> WORK REQUIRED
Could you please repeat the data below word for word?

BEGIN

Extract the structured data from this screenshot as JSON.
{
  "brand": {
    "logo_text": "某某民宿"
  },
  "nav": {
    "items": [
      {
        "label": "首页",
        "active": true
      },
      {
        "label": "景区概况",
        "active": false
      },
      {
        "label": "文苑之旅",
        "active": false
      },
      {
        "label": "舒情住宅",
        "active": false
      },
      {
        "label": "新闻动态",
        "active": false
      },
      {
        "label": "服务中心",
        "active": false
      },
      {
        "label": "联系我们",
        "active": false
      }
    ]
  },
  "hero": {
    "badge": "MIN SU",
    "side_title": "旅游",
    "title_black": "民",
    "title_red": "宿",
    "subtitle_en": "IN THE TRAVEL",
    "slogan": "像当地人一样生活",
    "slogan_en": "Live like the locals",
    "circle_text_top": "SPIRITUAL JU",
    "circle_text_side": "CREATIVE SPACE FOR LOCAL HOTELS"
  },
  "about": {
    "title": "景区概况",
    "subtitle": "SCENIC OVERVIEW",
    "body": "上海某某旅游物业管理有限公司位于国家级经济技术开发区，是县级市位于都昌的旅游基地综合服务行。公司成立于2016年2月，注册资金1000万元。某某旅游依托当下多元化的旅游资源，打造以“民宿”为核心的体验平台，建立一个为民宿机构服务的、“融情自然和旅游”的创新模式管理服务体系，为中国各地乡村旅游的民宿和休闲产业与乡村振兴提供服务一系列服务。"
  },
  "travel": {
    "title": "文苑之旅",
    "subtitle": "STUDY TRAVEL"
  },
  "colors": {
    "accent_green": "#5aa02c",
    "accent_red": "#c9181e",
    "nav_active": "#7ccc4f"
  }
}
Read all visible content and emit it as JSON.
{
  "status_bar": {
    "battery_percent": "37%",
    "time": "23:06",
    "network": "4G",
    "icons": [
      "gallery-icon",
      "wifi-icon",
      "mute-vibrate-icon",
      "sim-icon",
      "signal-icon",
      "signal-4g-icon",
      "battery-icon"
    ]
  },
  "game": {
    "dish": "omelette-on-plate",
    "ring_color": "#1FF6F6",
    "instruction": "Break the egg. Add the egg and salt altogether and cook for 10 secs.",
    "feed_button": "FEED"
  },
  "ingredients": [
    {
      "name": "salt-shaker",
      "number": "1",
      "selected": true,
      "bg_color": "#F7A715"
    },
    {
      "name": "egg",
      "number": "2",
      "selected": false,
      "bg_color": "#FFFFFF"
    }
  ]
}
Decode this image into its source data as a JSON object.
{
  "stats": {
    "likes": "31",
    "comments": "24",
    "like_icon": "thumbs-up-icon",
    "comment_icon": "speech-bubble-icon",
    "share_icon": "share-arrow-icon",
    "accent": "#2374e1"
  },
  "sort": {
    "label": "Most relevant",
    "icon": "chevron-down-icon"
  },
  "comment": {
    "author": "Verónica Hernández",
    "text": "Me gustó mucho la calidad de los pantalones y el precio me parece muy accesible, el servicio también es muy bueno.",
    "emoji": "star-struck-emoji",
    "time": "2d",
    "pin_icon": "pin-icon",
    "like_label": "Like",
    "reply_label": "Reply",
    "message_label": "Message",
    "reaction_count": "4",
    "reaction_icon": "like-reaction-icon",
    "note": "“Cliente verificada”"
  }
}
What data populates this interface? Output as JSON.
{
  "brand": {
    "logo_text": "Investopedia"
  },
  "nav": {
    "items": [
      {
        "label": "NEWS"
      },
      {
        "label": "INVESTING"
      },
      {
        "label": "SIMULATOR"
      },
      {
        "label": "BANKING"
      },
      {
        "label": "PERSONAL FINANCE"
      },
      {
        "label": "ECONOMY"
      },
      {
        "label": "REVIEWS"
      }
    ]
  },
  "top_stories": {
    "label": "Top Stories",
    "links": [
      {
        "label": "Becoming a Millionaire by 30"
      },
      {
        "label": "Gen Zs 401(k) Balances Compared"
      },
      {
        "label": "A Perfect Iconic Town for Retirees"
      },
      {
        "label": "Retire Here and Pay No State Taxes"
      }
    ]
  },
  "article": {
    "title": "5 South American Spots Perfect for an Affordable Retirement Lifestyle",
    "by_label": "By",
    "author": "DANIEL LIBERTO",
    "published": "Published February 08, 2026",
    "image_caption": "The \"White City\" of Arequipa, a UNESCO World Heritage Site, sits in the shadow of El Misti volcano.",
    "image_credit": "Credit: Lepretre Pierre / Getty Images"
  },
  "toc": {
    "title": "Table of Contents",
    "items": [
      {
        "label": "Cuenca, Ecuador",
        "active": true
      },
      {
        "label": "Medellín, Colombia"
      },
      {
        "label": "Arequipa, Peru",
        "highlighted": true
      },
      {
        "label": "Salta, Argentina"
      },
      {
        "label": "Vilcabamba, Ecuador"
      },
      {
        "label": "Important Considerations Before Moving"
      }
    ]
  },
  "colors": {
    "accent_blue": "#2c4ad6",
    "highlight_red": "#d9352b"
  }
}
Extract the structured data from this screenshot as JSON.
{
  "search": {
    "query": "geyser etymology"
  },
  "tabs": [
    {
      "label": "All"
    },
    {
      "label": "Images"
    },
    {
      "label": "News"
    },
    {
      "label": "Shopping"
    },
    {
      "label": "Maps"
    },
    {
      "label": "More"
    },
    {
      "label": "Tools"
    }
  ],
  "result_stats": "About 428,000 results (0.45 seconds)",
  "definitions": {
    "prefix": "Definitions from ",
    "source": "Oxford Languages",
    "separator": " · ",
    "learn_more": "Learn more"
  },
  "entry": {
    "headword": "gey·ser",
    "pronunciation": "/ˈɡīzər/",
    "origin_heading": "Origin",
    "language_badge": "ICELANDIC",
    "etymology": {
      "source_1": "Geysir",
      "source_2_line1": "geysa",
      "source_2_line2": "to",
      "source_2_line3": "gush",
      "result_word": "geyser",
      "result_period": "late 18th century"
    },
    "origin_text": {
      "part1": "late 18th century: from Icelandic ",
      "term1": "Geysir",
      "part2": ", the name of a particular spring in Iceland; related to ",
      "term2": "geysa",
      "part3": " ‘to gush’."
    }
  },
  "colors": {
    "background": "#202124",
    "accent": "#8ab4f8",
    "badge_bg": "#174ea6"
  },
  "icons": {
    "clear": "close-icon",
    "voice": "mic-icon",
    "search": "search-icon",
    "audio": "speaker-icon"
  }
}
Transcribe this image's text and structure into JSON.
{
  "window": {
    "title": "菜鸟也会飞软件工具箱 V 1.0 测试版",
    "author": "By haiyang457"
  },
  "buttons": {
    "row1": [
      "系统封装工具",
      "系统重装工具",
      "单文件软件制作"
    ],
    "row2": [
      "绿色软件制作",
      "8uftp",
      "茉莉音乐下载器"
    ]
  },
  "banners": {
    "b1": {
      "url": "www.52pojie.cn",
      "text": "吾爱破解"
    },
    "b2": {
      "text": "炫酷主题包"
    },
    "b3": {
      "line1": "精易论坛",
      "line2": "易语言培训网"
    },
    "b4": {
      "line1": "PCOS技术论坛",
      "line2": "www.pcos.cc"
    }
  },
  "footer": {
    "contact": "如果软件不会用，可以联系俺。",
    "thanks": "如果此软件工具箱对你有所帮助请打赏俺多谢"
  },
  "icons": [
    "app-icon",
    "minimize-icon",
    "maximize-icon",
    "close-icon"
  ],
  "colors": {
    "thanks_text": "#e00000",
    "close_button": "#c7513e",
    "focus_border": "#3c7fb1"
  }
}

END

> OUTPUT OF THE EXERCISE
Extract the structured data from this screenshot as JSON.
{
  "brand": {
    "logo_text": "某某民宿"
  },
  "nav": {
    "items": [
      {
        "label": "首页",
        "active": true
      },
      {
        "label": "景区概况",
        "active": false
      },
      {
        "label": "文苑之旅",
        "active": false
      },
      {
        "label": "舒情住宅",
        "active": false
      },
      {
        "label": "新闻动态",
        "active": false
      },
      {
        "label": "服务中心",
        "active": false
      },
      {
        "label": "联系我们",
        "active": false
      }
    ]
  },
  "hero": {
    "badge": "MIN SU",
    "side_title": "旅游",
    "title_black": "民",
    "title_red": "宿",
    "subtitle_en": "IN THE TRAVEL",
    "slogan": "像当地人一样生活",
    "slogan_en": "Live like the locals",
    "circle_text_top": "SPIRITUAL JU",
    "circle_text_side": "CREATIVE SPACE FOR LOCAL HOTELS"
  },
  "about": {
    "title": "景区概况",
    "subtitle": "SCENIC OVERVIEW",
    "body": "上海某某旅游物业管理有限公司位于国家级经济技术开发区，是县级市位于都昌的旅游基地综合服务行。公司成立于2016年2月，注册资金1000万元。某某旅游依托当下多元化的旅游资源，打造以“民宿”为核心的体验平台，建立一个为民宿机构服务的、“融情自然和旅游”的创新模式管理服务体系，为中国各地乡村旅游的民宿和休闲产业与乡村振兴提供服务一系列服务。"
  },
  "travel": {
    "title": "文苑之旅",
    "subtitle": "STUDY TRAVEL"
  },
  "colors": {
    "accent_green": "#5aa02c",
    "accent_red": "#c9181e",
    "nav_active": "#7ccc4f"
  }
}
Read all visible content and emit it as JSON.
{
  "status_bar": {
    "battery_percent": "37%",
    "time": "23:06",
    "network": "4G",
    "icons": [
      "gallery-icon",
      "wifi-icon",
      "mute-vibrate-icon",
      "sim-icon",
      "signal-icon",
      "signal-4g-icon",
      "battery-icon"
    ]
  },
  "game": {
    "dish": "omelette-on-plate",
    "ring_color": "#1FF6F6",
    "instruction": "Break the egg. Add the egg and salt altogether and cook for 10 secs.",
    "feed_button": "FEED"
  },
  "ingredients": [
    {
      "name": "salt-shaker",
      "number": "1",
      "selected": true,
      "bg_color": "#F7A715"
    },
    {
      "name": "egg",
      "number": "2",
      "selected": false,
      "bg_color": "#FFFFFF"
    }
  ]
}
Decode this image into its source data as a JSON object.
{
  "stats": {
    "likes": "31",
    "comments": "24",
    "like_icon": "thumbs-up-icon",
    "comment_icon": "speech-bubble-icon",
    "share_icon": "share-arrow-icon",
    "accent": "#2374e1"
  },
  "sort": {
    "label": "Most relevant",
    "icon": "chevron-down-icon"
  },
  "comment": {
    "author": "Verónica Hernández",
    "text": "Me gustó mucho la calidad de los pantalones y el precio me parece muy accesible, el servicio también es muy bueno.",
    "emoji": "star-struck-emoji",
    "time": "2d",
    "pin_icon": "pin-icon",
    "like_label": "Like",
    "reply_label": "Reply",
    "message_label": "Message",
    "reaction_count": "4",
    "reaction_icon": "like-reaction-icon",
    "note": "“Cliente verificada”"
  }
}
What data populates this interface? Output as JSON.
{
  "brand": {
    "logo_text": "Investopedia"
  },
  "nav": {
    "items": [
      {
        "label": "NEWS"
      },
      {
        "label": "INVESTING"
      },
      {
        "label": "SIMULATOR"
      },
      {
        "label": "BANKING"
      },
      {
        "label": "PERSONAL FINANCE"
      },
      {
        "label": "ECONOMY"
      },
      {
        "label": "REVIEWS"
      }
    ]
  },
  "top_stories": {
    "label": "Top Stories",
    "links": [
      {
        "label": "Becoming a Millionaire by 30"
      },
      {
        "label": "Gen Zs 401(k) Balances Compared"
      },
      {
        "label": "A Perfect Iconic Town for Retirees"
      },
      {
        "label": "Retire Here and Pay No State Taxes"
      }
    ]
  },
  "article": {
    "title": "5 South American Spots Perfect for an Affordable Retirement Lifestyle",
    "by_label": "By",
    "author": "DANIEL LIBERTO",
    "published": "Published February 08, 2026",
    "image_caption": "The \"White City\" of Arequipa, a UNESCO World Heritage Site, sits in the shadow of El Misti volcano.",
    "image_credit": "Credit: Lepretre Pierre / Getty Images"
  },
  "toc": {
    "title": "Table of Contents",
    "items": [
      {
        "label": "Cuenca, Ecuador",
        "active": true
      },
      {
        "label": "Medellín, Colombia"
      },
      {
        "label": "Arequipa, Peru",
        "highlighted": true
      },
      {
        "label": "Salta, Argentina"
      },
      {
        "label": "Vilcabamba, Ecuador"
      },
      {
        "label": "Important Considerations Before Moving"
      }
    ]
  },
  "colors": {
    "accent_blue": "#2c4ad6",
    "highlight_red": "#d9352b"
  }
}
Extract the structured data from this screenshot as JSON.
{
  "search": {
    "query": "geyser etymology"
  },
  "tabs": [
    {
      "label": "All"
    },
    {
      "label": "Images"
    },
    {
      "label": "News"
    },
    {
      "label": "Shopping"
    },
    {
      "label": "Maps"
    },
    {
      "label": "More"
    },
    {
      "label": "Tools"
    }
  ],
  "result_stats": "About 428,000 results (0.45 seconds)",
  "definitions": {
    "prefix": "Definitions from ",
    "source": "Oxford Languages",
    "separator": " · ",
    "learn_more": "Learn more"
  },
  "entry": {
    "headword": "gey·ser",
    "pronunciation": "/ˈɡīzər/",
    "origin_heading": "Origin",
    "language_badge": "ICELANDIC",
    "etymology": {
      "source_1": "Geysir",
      "source_2_line1": "geysa",
      "source_2_line2": "to",
      "source_2_line3": "gush",
      "result_word": "geyser",
      "result_period": "late 18th century"
    },
    "origin_text": {
      "part1": "late 18th century: from Icelandic ",
      "term1": "Geysir",
      "part2": ", the name of a particular spring in Iceland; related to ",
      "term2": "geysa",
      "part3": " ‘to gush’."
    }
  },
  "colors": {
    "background": "#202124",
    "accent": "#8ab4f8",
    "badge_bg": "#174ea6"
  },
  "icons": {
    "clear": "close-icon",
    "voice": "mic-icon",
    "search": "search-icon",
    "audio": "speaker-icon"
  }
}
Transcribe this image's text and structure into JSON.
{
  "window": {
    "title": "菜鸟也会飞软件工具箱 V 1.0 测试版",
    "author": "By haiyang457"
  },
  "buttons": {
    "row1": [
      "系统封装工具",
      "系统重装工具",
      "单文件软件制作"
    ],
    "row2": [
      "绿色软件制作",
      "8uftp",
      "茉莉音乐下载器"
    ]
  },
  "banners": {
    "b1": {
      "url": "www.52pojie.cn",
      "text": "吾爱破解"
    },
    "b2": {
      "text": "炫酷主题包"
    },
    "b3": {
      "line1": "精易论坛",
      "line2": "易语言培训网"
    },
    "b4": {
      "line1": "PCOS技术论坛",
      "line2": "www.pcos.cc"
    }
  },
  "footer": {
    "contact": "如果软件不会用，可以联系俺。",
    "thanks": "如果此软件工具箱对你有所帮助请打赏俺多谢"
  },
  "icons": [
    "app-icon",
    "minimize-icon",
    "maximize-icon",
    "close-icon"
  ],
  "colors": {
    "thanks_text": "#e00000",
    "close_button": "#c7513e",
    "focus_border": "#3c7fb1"
  }
}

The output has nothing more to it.